Dataset rows describing interfaces
************
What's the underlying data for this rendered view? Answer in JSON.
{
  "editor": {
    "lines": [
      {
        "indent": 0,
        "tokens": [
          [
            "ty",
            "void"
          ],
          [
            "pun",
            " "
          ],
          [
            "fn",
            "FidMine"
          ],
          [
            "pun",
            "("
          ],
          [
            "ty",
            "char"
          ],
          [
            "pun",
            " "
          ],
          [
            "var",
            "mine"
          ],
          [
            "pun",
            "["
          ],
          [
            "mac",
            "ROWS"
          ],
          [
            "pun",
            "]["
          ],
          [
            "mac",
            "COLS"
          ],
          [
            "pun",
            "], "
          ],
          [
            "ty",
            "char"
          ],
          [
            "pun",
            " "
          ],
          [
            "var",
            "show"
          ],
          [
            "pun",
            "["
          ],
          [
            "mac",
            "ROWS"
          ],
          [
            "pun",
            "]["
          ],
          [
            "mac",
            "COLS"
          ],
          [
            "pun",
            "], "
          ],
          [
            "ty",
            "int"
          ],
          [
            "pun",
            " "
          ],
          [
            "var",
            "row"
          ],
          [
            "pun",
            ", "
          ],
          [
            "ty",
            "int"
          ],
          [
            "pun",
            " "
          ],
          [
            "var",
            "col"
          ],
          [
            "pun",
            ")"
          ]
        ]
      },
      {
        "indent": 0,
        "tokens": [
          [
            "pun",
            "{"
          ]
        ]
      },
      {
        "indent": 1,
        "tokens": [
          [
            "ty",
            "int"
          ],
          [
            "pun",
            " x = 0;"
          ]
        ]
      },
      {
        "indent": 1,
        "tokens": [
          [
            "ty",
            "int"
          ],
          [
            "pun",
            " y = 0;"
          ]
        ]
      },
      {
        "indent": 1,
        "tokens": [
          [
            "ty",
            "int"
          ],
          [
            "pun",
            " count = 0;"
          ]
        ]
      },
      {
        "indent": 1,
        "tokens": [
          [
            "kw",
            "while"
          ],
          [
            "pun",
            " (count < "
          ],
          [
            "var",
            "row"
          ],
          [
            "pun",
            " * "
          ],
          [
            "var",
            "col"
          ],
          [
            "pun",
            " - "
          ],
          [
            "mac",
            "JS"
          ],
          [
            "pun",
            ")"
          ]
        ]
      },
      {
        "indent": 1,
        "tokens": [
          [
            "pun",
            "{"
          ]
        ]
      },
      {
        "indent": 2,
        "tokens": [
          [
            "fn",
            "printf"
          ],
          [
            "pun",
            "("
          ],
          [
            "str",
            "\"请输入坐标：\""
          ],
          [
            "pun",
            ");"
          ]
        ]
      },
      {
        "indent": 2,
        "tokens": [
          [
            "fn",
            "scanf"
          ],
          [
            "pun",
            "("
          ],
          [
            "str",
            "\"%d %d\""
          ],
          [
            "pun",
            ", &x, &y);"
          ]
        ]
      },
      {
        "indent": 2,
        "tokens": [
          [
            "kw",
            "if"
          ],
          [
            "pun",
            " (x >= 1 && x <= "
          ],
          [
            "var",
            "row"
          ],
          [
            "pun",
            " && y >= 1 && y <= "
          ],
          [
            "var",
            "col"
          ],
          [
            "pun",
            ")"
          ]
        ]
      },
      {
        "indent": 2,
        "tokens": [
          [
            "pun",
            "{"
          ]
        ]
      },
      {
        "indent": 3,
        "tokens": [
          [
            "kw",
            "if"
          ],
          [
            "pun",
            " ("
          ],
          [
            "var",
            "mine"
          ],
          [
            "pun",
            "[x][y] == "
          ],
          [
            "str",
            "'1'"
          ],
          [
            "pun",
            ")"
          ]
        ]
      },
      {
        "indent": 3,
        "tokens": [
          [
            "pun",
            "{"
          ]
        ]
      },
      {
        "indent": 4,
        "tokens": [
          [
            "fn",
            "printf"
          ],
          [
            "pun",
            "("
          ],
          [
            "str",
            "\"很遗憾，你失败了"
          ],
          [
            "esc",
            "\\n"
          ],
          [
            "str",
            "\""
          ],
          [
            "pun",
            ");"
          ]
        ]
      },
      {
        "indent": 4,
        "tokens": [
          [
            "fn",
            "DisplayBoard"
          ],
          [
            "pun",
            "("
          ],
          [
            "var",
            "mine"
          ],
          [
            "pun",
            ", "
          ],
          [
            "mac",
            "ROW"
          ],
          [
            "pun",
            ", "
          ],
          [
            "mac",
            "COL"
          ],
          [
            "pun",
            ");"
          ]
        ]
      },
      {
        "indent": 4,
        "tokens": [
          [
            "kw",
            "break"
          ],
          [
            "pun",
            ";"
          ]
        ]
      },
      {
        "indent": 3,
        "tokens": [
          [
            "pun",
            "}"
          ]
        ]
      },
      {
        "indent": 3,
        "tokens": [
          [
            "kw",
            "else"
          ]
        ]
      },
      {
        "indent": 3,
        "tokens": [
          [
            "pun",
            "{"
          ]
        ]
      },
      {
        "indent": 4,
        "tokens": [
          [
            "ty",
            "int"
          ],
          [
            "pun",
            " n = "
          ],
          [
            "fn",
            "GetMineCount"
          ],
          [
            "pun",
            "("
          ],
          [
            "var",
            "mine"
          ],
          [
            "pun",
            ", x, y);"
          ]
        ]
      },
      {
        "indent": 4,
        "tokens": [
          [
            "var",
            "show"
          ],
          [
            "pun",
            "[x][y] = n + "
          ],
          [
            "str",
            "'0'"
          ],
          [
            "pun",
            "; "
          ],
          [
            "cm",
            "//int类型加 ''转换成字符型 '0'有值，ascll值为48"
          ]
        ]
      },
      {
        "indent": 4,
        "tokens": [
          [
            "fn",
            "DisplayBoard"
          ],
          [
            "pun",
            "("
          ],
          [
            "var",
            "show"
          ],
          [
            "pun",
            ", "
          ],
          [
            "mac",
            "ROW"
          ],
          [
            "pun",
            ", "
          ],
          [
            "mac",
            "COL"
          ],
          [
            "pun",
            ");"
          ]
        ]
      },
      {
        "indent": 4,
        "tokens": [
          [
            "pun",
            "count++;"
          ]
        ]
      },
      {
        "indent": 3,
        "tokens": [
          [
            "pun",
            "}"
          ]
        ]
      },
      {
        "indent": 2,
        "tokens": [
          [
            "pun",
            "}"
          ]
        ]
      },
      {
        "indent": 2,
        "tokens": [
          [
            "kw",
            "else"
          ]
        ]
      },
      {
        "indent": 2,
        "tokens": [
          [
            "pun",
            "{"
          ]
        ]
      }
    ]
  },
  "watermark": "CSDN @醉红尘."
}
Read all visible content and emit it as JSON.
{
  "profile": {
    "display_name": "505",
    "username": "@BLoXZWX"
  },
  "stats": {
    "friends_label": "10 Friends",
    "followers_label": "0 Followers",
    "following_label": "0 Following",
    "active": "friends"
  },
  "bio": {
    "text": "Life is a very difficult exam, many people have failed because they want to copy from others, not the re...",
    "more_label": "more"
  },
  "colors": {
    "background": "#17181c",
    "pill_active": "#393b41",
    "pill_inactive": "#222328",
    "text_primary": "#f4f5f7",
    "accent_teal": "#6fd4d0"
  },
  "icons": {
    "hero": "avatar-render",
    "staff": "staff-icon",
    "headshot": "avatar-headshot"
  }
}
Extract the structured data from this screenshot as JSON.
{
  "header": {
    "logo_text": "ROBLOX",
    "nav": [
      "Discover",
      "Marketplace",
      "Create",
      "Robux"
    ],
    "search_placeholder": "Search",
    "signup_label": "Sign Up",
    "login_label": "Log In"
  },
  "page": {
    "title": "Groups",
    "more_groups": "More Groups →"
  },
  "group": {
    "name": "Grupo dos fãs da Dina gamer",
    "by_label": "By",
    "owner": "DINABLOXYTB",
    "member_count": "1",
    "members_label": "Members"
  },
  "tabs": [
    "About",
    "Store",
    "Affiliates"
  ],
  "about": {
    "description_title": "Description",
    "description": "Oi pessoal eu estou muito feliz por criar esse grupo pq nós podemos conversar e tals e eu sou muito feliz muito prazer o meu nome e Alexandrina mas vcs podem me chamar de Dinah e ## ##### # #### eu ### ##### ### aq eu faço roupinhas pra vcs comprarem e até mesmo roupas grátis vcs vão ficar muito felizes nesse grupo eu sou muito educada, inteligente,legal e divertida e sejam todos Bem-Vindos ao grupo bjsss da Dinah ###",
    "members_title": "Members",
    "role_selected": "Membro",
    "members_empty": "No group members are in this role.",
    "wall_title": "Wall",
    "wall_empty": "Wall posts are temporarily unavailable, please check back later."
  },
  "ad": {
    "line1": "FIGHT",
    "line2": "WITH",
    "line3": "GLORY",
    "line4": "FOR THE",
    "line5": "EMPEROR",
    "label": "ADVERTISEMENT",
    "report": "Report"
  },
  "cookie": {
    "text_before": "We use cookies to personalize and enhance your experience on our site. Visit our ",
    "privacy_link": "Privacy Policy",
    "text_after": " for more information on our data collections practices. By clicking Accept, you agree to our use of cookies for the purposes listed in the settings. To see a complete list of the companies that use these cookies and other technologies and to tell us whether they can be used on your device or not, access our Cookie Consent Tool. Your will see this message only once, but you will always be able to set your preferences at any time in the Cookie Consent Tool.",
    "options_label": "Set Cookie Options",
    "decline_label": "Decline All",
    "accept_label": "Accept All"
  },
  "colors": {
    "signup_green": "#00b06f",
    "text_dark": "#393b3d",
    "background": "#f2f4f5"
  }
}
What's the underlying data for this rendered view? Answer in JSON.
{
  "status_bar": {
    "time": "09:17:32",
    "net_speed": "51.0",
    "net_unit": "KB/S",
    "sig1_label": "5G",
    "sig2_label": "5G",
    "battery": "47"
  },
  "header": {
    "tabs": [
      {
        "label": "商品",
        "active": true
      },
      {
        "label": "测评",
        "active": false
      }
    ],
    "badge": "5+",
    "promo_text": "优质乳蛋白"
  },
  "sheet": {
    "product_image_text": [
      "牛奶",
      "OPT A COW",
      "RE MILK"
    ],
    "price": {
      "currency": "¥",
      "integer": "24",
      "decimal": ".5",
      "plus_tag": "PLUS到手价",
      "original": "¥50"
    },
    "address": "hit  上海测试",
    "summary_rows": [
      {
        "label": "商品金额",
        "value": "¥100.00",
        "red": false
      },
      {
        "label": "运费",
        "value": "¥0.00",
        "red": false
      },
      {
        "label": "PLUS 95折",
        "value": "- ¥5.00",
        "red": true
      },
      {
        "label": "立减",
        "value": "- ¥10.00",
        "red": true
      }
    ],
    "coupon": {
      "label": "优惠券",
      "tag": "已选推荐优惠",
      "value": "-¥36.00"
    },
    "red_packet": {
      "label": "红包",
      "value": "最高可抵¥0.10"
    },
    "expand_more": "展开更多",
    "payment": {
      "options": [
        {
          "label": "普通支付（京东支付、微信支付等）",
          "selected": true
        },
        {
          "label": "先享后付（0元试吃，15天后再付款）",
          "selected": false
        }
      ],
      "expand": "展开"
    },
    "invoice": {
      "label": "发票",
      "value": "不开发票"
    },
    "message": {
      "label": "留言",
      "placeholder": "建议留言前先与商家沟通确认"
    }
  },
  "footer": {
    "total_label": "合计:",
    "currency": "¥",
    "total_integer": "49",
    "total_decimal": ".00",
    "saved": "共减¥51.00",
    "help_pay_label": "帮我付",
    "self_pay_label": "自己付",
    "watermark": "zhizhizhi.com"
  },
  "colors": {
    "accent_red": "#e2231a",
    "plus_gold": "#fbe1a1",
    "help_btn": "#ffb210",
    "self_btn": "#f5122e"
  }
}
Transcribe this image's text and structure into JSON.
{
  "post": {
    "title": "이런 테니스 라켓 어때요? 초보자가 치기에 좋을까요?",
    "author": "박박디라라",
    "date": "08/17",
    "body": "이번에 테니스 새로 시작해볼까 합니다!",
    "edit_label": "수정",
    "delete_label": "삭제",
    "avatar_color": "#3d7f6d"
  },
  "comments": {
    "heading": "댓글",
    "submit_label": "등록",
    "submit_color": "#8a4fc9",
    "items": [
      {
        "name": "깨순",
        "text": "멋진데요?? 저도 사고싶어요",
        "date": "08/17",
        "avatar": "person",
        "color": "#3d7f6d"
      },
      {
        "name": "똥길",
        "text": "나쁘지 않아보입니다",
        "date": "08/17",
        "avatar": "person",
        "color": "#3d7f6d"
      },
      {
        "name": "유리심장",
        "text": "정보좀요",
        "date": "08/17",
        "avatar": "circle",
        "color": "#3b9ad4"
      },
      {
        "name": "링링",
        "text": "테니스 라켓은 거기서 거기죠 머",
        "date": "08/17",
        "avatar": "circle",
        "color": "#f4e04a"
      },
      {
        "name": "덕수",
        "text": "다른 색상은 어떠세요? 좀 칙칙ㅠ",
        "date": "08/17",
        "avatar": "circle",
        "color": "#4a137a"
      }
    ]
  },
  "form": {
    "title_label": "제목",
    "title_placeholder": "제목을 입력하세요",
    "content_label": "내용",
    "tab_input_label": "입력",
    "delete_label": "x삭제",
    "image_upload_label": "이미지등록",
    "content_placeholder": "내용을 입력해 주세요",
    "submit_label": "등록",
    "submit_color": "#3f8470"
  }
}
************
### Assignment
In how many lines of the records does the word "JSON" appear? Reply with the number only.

### Output
5